Matching Nutrition to Goals
The uniqueness that defines every single individual extends from the gym and into the kitchen as well. Depending upon gender, build, genetics and general physical output, clients are going to utilize energy and create deficits in differing ways. Regardless of this, the greater the intensity of one’s workout, the more time the body takes to recover. During this recovery period, the body continues to burn additional calories. Although there exists great variation from person to person, post-exercise metabolism often remains elevated for up to to 48 hours, according to expert Len Kravitz.
It may be disheartening to recognize that a typical strength training workout on average only utilizes 180 to 266 per hour, as reported in Harvard Health Publishing. This quantity proves difficult to calculate because training large muscle groups inevitably requires more energy than working smaller muscles. However, such a session also gradually increases muscle mass, helping the body to more effectively burn calories even at rest.
The Aerobic Factor
For all of its benefits, strength training will not burn as many calories as cardiovascular exercises, minute for minute. However, we must teach our clients to take into consideration the whole fitness outlook. Many individuals remain stuck on the notion that constantly increasing their aerobic training is the path to losing fat.
When losing weight, some muscle mass will get utilized along with body fat. During the period of a calorie deficit, it is vital to continue resistance training regularly; if it is neglected in favor of running or cycling, potentially up to 30% of the weight lost comes from that hard-earned muscle tissue. As we will cover further on in this article, adding “size” to one’s body through serious bodybuilding and proper nutrition will also invariably add at least some adipose tissue in the process since a caloric surplus is required.
The Challenging Calculation
Once you and your client have determined roughly how many calories s/he burns daily, you can begin to address a nutrition plan. A dedicated strength-training male client can maximally build a half-pound of muscle, and a woman can maximally add a quarter of a pound in a week’s time, at best.
Experimenting over time with the addition of calories is challenging, knowing that a surplus will add some adipose tissue along with muscle. Some experts suggest beginning with an additional 250-500 calories each day, and adjusting down if too much adipose is gained.
A hard-gaining client would aim for a higher number, whereas one who finds shedding weight to be a slower process would start adding calories cautiously. Discovering the client’s “sweet spot” between an insufficient calorie increase and too great of a gain, becomes simply a matter of trial and error.

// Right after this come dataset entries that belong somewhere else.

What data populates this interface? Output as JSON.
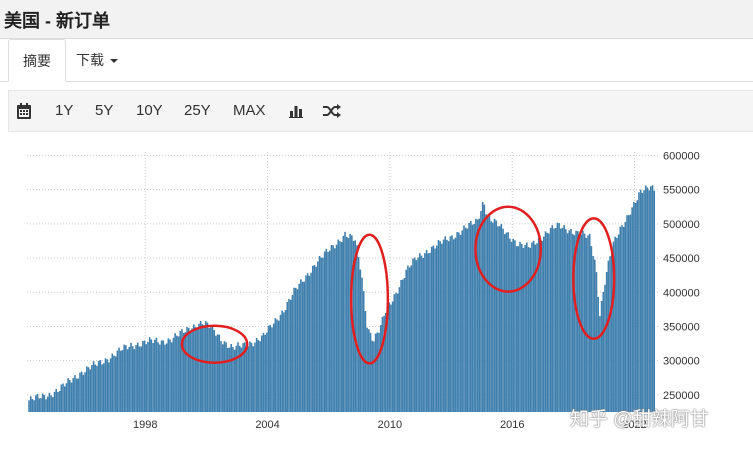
{
  "header": {
    "title": "美国 - 新订单"
  },
  "tabs": {
    "summary": "摘要",
    "download": "下载"
  },
  "toolbar": {
    "calendar_icon": "calendar-icon",
    "y1": "1Y",
    "y5": "5Y",
    "y10": "10Y",
    "y25": "25Y",
    "max": "MAX",
    "bar_icon": "bar-chart-icon",
    "shuffle_icon": "shuffle-icon"
  },
  "watermark": "知乎 @甜辣阿甘",
  "colors": {
    "bar": "#3f7fad",
    "annotation": "#e02020",
    "grid": "#cccccc"
  },
  "chart_data": {
    "type": "bar",
    "title": "",
    "xlabel": "",
    "ylabel": "",
    "x_range": [
      1992.2,
      2023.2
    ],
    "ylim": [
      225000,
      605000
    ],
    "y_ticks": [
      250000,
      300000,
      350000,
      400000,
      450000,
      500000,
      550000,
      600000
    ],
    "y_tick_labels": [
      "250000",
      "300000",
      "350000",
      "400000",
      "450000",
      "500000",
      "550000",
      "600000"
    ],
    "x_ticks": [
      1998,
      2004,
      2010,
      2016,
      2022
    ],
    "x_tick_labels": [
      "1998",
      "2004",
      "2010",
      "2016",
      "2022"
    ],
    "grid": true,
    "series": [
      {
        "x": [
          1992.3,
          1992.8,
          1993.3,
          1993.8,
          1994.3,
          1994.8,
          1995.3,
          1995.8,
          1996.3,
          1996.8,
          1997.3,
          1997.8,
          1998.3,
          1998.8,
          1999.3,
          1999.8,
          2000.3,
          2000.8,
          2001.3,
          2001.8,
          2002.3,
          2002.8,
          2003.3,
          2003.8,
          2004.3,
          2004.8,
          2005.3,
          2005.8,
          2006.3,
          2006.8,
          2007.3,
          2007.8,
          2008.3,
          2008.6,
          2008.9,
          2009.2,
          2009.5,
          2009.8,
          2010.3,
          2010.8,
          2011.3,
          2011.8,
          2012.3,
          2012.8,
          2013.3,
          2013.8,
          2014.3,
          2014.6,
          2014.8,
          2015.3,
          2015.8,
          2016.3,
          2016.8,
          2017.3,
          2017.8,
          2018.3,
          2018.8,
          2019.3,
          2019.8,
          2020.1,
          2020.3,
          2020.6,
          2020.9,
          2021.3,
          2021.8,
          2022.3,
          2022.8,
          2023.0
        ],
        "values": [
          242000,
          246000,
          251000,
          258000,
          270000,
          282000,
          290000,
          297000,
          306000,
          315000,
          322000,
          326000,
          328000,
          328000,
          332000,
          340000,
          350000,
          356000,
          346000,
          330000,
          318000,
          322000,
          328000,
          335000,
          355000,
          375000,
          400000,
          420000,
          440000,
          455000,
          470000,
          485000,
          475000,
          430000,
          350000,
          330000,
          345000,
          372000,
          400000,
          430000,
          450000,
          460000,
          468000,
          478000,
          486000,
          495000,
          505000,
          535000,
          510000,
          498000,
          485000,
          470000,
          465000,
          478000,
          490000,
          497000,
          492000,
          485000,
          480000,
          440000,
          370000,
          425000,
          465000,
          492000,
          520000,
          545000,
          555000,
          552000
        ]
      }
    ],
    "annotations": [
      {
        "type": "ellipse",
        "cx": 2001.4,
        "cy": 324000,
        "rx": 1.6,
        "ry": 27000
      },
      {
        "type": "ellipse",
        "cx": 2009.0,
        "cy": 390000,
        "rx": 0.9,
        "ry": 94000
      },
      {
        "type": "ellipse",
        "cx": 2015.8,
        "cy": 463000,
        "rx": 1.6,
        "ry": 62000
      },
      {
        "type": "ellipse",
        "cx": 2020.0,
        "cy": 420000,
        "rx": 1.0,
        "ry": 88000
      }
    ]
  }
}
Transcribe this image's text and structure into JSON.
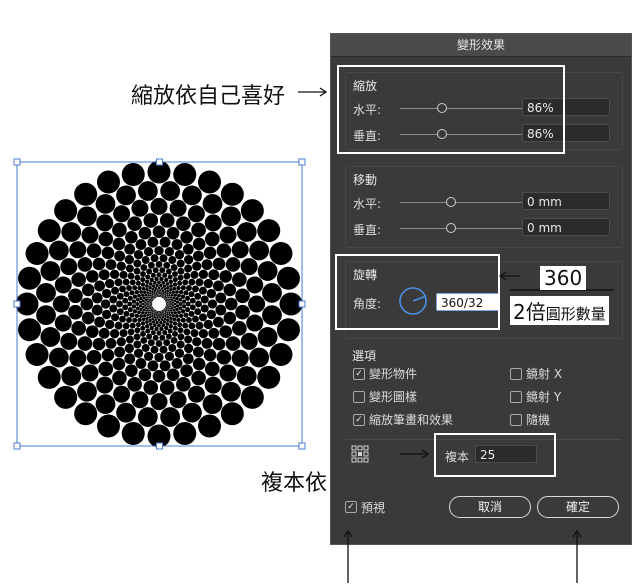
{
  "dialog": {
    "title": "變形效果",
    "scale": {
      "label": "縮放",
      "horizontal": {
        "label": "水平:",
        "value": "86%",
        "level": 0.86
      },
      "vertical": {
        "label": "垂直:",
        "value": "86%",
        "level": 0.86
      }
    },
    "move": {
      "label": "移動",
      "horizontal": {
        "label": "水平:",
        "value": "0 mm",
        "level": 0.5
      },
      "vertical": {
        "label": "垂直:",
        "value": "0 mm",
        "level": 0.5
      }
    },
    "rotate": {
      "label": "旋轉",
      "angle_label": "角度:",
      "angle_value": "360/32"
    },
    "options": {
      "label": "選項",
      "items": [
        {
          "label": "變形物件",
          "checked": true
        },
        {
          "label": "變形圖樣",
          "checked": false
        },
        {
          "label": "縮放筆畫和效果",
          "checked": true
        },
        {
          "label": "鏡射 X",
          "checked": false
        },
        {
          "label": "鏡射 Y",
          "checked": false
        },
        {
          "label": "隨機",
          "checked": false
        }
      ]
    },
    "copies": {
      "label": "複本",
      "value": "25"
    },
    "preview": {
      "label": "預視",
      "checked": true
    },
    "cancel_label": "取消",
    "ok_label": "確定"
  },
  "annotations": {
    "scale_note": "縮放依自己喜好",
    "copies_note": "複本依自己喜好",
    "fraction_top": "360",
    "fraction_bottom_big": "2倍",
    "fraction_bottom_small": "圓形數量"
  },
  "colors": {
    "dialog_bg": "#3a3a3a",
    "selection_blue": "#4a7bd0",
    "dial_blue": "#4a90e2",
    "dot": "#000000"
  }
}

It has been widely accepted that in an effort to gain muscle while acknowledging that fat will come along for the ride requires around 3,500 additional calories in a 7-day period, though this is an estimation. Extra caloric energy beyond what is needed to fuel workouts, recovery and addition of muscle mass will indeed get stored as fat.
The job of a highly trained and successful fitness professional includes an awareness of a client’s goals and motivation, as well as the path of your joint journey to success. Patience, support, and attention to detail are key players here. Reassure your client that adjustments can always be made and what may appear to be undesirable weight gain is not a “failure” and can certainly be reversed with some tweaking.
Be observant during training sessions: does the client seem to lack energy? Is s/he pushing significant weight loads with no visible addition of muscle mass or strength gains? These clues point to an insufficient amount of energy entering the body. Armed with the knowledge gained here, you can feel confident in addressing this topic in a safe and appropriate manner.